ISA, which was founded by Wong Fu Productions — who made their name as content creators on YouTube — and musical group Far East Movement, describes itself as "the premiere platform for celebrating Asian Youth Culture, which aims to showcase the brightest and most talented rising artists of this Internet Generation to a diverse, international audience."
Dan Matthews, ISA director of productions and content development, told NBC News that the contest received "a little over three hundred" entries, despite little promotion.
"We were really happy with the amount of submissions," he said. "All of them were really high quality, so it was difficult to determine who should move on to the finals."
Winners were flown out to see their films screened at the ISA Digital Film Showcase, held at the CGV Cinemas in Los Angeles. Matthews also said that the groups behind the Shootout also hope to work with the filmmakers in the future.
"Something Wong Fu, ISA TV, and Far East Movement is going to do is, one, identify opportunities to get them more involved in upcoming projects," he said. "Two, we're going to set up some meetings in the future for Wong Fu, Far East, and myself to talk to the creators more directly and figure out how to best support them."

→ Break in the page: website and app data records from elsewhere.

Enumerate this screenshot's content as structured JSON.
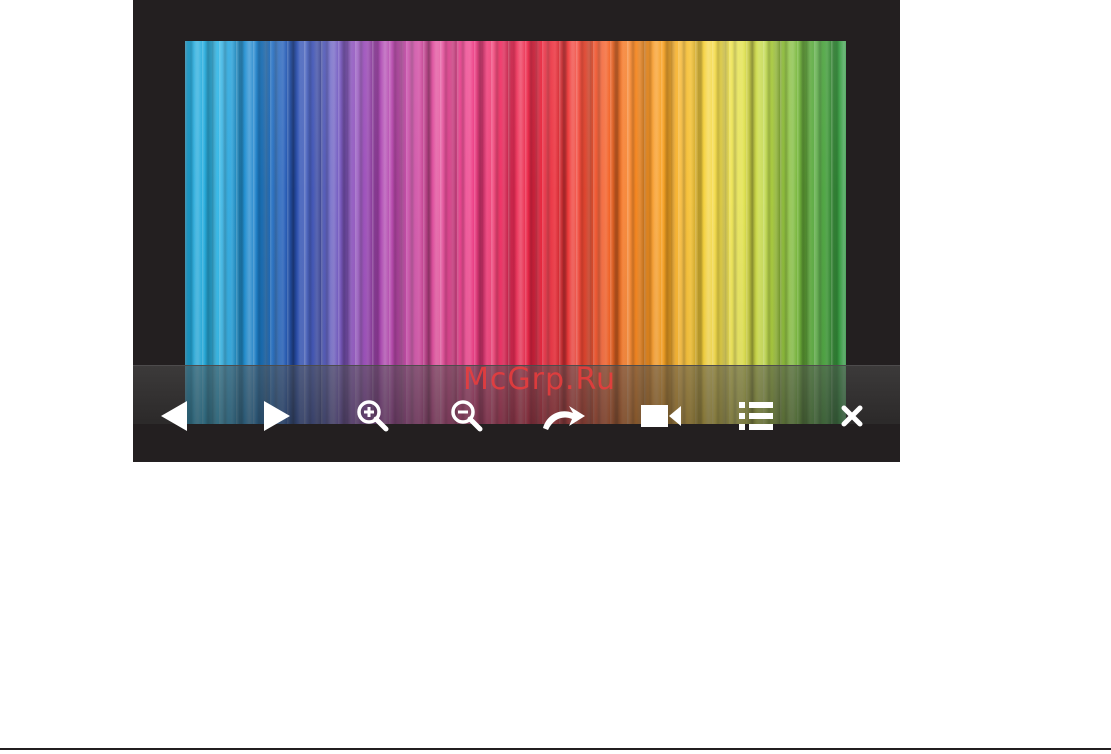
{
  "viewer": {
    "photo_description_icon": "image-content",
    "toolbar": {
      "buttons": [
        {
          "name": "previous",
          "icon": "triangle-left-icon"
        },
        {
          "name": "next",
          "icon": "triangle-right-icon"
        },
        {
          "name": "zoom-in",
          "icon": "zoom-in-icon"
        },
        {
          "name": "zoom-out",
          "icon": "zoom-out-icon"
        },
        {
          "name": "rotate",
          "icon": "rotate-arrow-icon"
        },
        {
          "name": "video",
          "icon": "video-camera-icon"
        },
        {
          "name": "list",
          "icon": "list-icon"
        },
        {
          "name": "close",
          "icon": "close-icon"
        }
      ],
      "icon_color": "#ffffff"
    }
  },
  "watermark": {
    "text": "McGrp.Ru",
    "color": "#ec3c3c"
  }
}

Long Tran won the "Best Documentary" category for "Trapped," ashort film about a transgender classmate. Tran, who is a college student at the University of Washington, told NBC News over e-mail that winning his category "meant the world" to him.
"I still haven't been able to process this whole experience yet," he said. "Maybe I'm still dreaming, but it was the best possible thing that had happened to me in my short filmmaking career."

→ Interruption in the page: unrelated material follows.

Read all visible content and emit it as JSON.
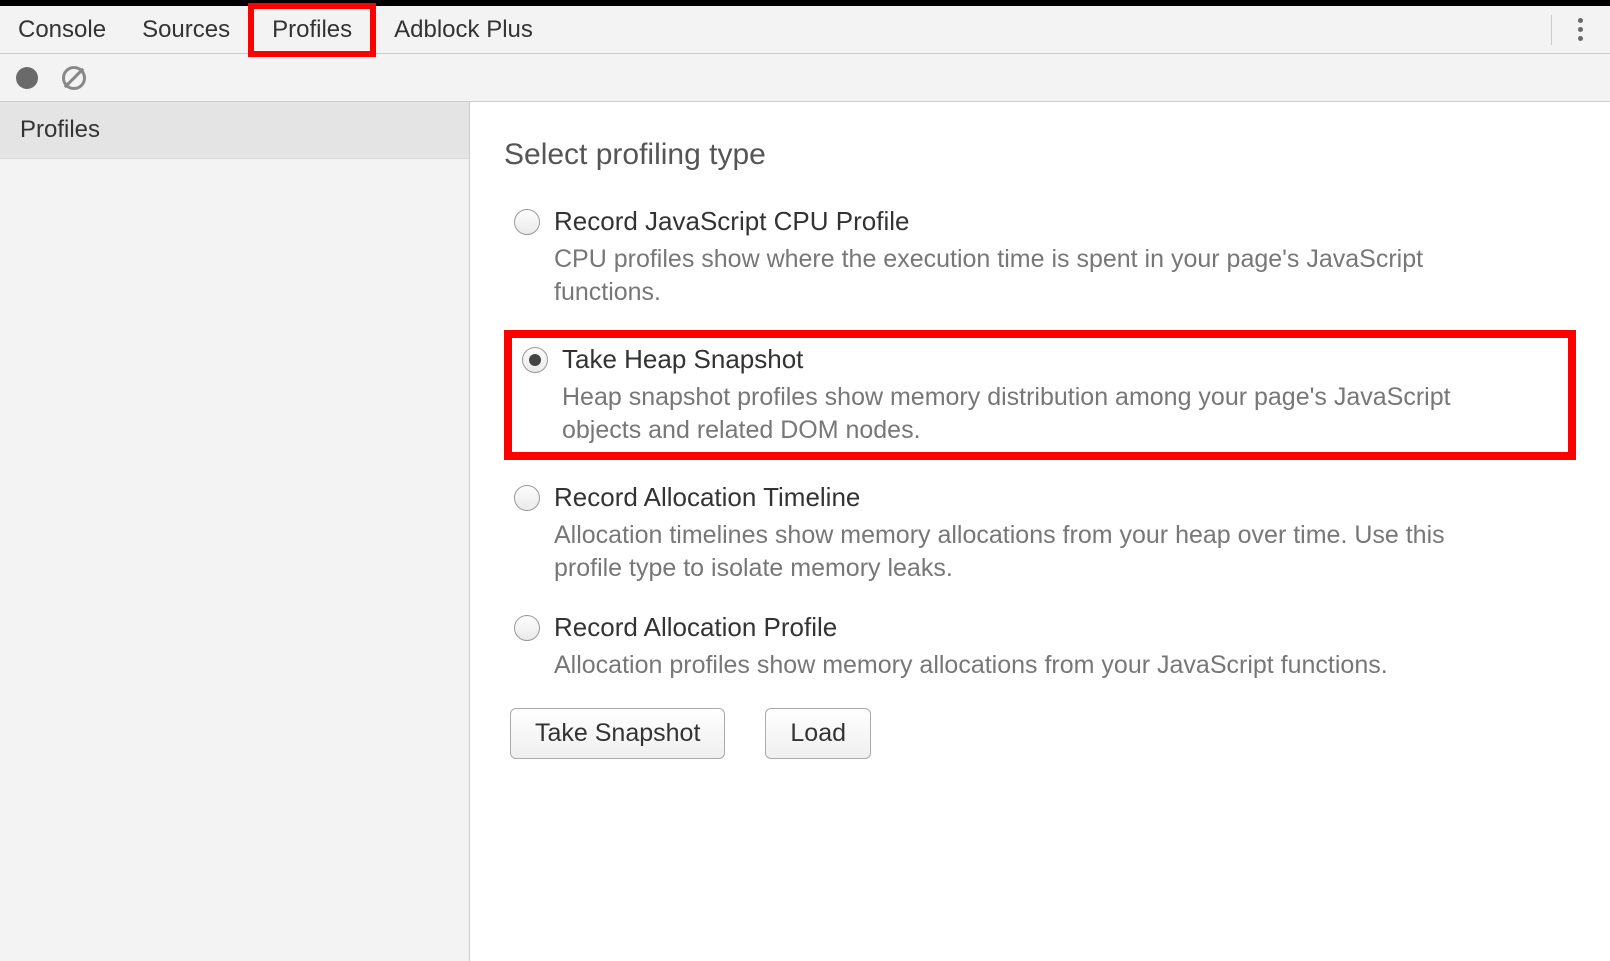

"The lack of Asian American character in films really motivated me to be one of the few," he added. "The under-representation and misrepresentation of Asian Americans in mass media has influenced my life negatively, and I wanted to use that to my advantage, to make personal films that could give others a voice."
Rachel Leyco, who won the "Best Vlogger" category with her sketch comedy short "Worst Asian Stereotypes," said that digital platforms allowed her to express herself creatively when she grew frustrated by more traditional paths to an acting career.
"As a young Filipino-American woman trying to break through in the industry with an acting career, I found it to be a harsher struggle than I expected," she said. "I quickly realized that I wasn't getting the leading roles I wanted to play because of the color of my skin."
Kimberly Hwang, winner of "Best Short Comedy," expressed similar sentiments.
"I love that YouTube and other digital platforms are allowing voices that aren't usually in mainstream media to populate their sites," said Hwang. "Here is an open platform that you can post freely on. Your success depends on you. The audiences are there, you just have to constantly create and work hard to find them."
Other winners included Joseph Le for "Best Music Video" and An Rong Xu for "Best Short Drama."
Leyco, Hwang, and Tran all said they left Los Angeles feeling encouraged and motivated.
"Winning the ISA shootout as a vlogger personality really gave me the confidence and affirmation that what I am doing can impact the world," said Leyco. "It also encouraged me to see the Asian-American community come together to support each other, which is especially important and needed in this cut-throat industry."
Tran, the documentary filmmaker, said that he hopes to "produce projects that combat racism, and empower Asian Americans."
"I love everything that ISA stands for — giving Asian Americans a voice and celebrating it." Huang said. "I'd definitely love to collaborate with ISA in the future and continue to share Asian American stories — the ones we live and breathe, but have trouble finding and relating to in mainstream media."